Dar es Salaam. Retail price of petrol was increased without any official public communication even as the scheduled time for fuel price change had not reached.
The price of petrol was increased from Sh1,693 per litre in the city on July 1, this year to a maximum of Sh1,838 in some petrol stations while that of diesel and kerosene remained unchanged.
A random field visit conducted by The Citizen in the commercial capital yesterday also established that some stations were still selling within the limit announced on July 1 with other operators not selling at all.
Fuel prices are governed by rules of demand and supply but the Energy and Water Utilities Regulatory Authority (Ewura) publishes cap prices on the monthly basis.
The prices of petrol, diesel and kerosene, applicable in Tanzania Mainland, come out through official announcements every first Wednesday of a new month.
New prices were not expected until August 5, 2020 as per Ewura calendar.
However, city motorists woke up on Monday to the surprise price hike, creating public anxiety over what would be silently going on in the crucial sector.
Tanzania Association of Oil Marketing Companies (Taomac) executive secretary Raphael Mgaya said there was an issue with traders who failed to off-load their petrol at the Dar es Salaam port in time incurring extra costs which they now need to recover.
“Some fuel companies were financially stressed in May due to Covid-19 and therefore could not off load their petrol since they failed to pay banks for letter of credit (LC). As a result, there were costs accrued from storage and defaulting,” said Mr Mgaya.
“These firms applied for petrol price hike to recover the costs estimated at Sh145 per litre. Ewura approved this change effective July 27,” he elaborated.
Asked about the petrol these firms were selling while their stock was at the port, Mr Mgaya said the companies were selling the stock that had remained in the previous month.
This is even as Tanzania imports petroleum products through Bulk Procurement System to ensure reliable supply of fuel in the country.
The importation is done some two months before the actual selling. For instance, petrol supplied to the market in July was imported in May.

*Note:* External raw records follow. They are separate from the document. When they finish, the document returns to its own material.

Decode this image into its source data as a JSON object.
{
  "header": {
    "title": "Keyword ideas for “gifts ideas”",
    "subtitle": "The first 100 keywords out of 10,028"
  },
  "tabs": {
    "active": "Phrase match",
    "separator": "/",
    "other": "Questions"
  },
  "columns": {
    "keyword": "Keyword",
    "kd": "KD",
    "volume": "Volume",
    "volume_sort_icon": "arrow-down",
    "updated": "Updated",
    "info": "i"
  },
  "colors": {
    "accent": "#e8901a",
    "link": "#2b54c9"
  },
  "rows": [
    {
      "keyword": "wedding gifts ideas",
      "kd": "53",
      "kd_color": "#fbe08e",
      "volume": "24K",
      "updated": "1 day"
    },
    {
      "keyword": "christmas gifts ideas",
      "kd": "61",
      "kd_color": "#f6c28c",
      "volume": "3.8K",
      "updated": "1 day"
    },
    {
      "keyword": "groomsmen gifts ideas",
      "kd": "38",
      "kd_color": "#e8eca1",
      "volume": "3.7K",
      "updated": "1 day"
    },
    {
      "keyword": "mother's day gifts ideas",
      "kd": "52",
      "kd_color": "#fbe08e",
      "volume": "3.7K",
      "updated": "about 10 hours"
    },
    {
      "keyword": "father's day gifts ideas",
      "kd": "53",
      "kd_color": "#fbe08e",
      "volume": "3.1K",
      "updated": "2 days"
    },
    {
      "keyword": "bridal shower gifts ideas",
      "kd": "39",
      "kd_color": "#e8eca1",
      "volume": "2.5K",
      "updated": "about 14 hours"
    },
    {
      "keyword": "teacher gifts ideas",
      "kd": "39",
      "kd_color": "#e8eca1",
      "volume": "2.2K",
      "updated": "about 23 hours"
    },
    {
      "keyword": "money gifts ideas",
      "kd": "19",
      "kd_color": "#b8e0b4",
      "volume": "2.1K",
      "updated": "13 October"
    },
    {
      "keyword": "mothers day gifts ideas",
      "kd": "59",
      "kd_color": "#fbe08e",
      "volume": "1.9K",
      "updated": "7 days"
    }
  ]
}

When reached for comment, Ewura’s communications and public relations manager Titus Kaguo promised to get back to The Citizen on the matter and elaborate but by press time he had not, and did not respond to calls and text messages sent to him.
On Friday, Ewura allayed fears of possible fuel shortages in an election year after reports of fuel shortages among retailers.
The government also recently accused oil companies of orchestrating market shortages and ordered investigations that saw several oil firm top executives held for questioning.
Ewura said last week that it had ordered the procurement of fuel by a state agency to ensure supplies of the commodity during the forthcoming elections.
Fears for oil crisis are not a new thing during the electioneering process in Tanzania.
In 2015, a decision to avert a possible oil shortage during elections ended disastrously when Tanzanians were given a raw deal, resulting into a scandal that tainted the otherwise good intention by some authorities.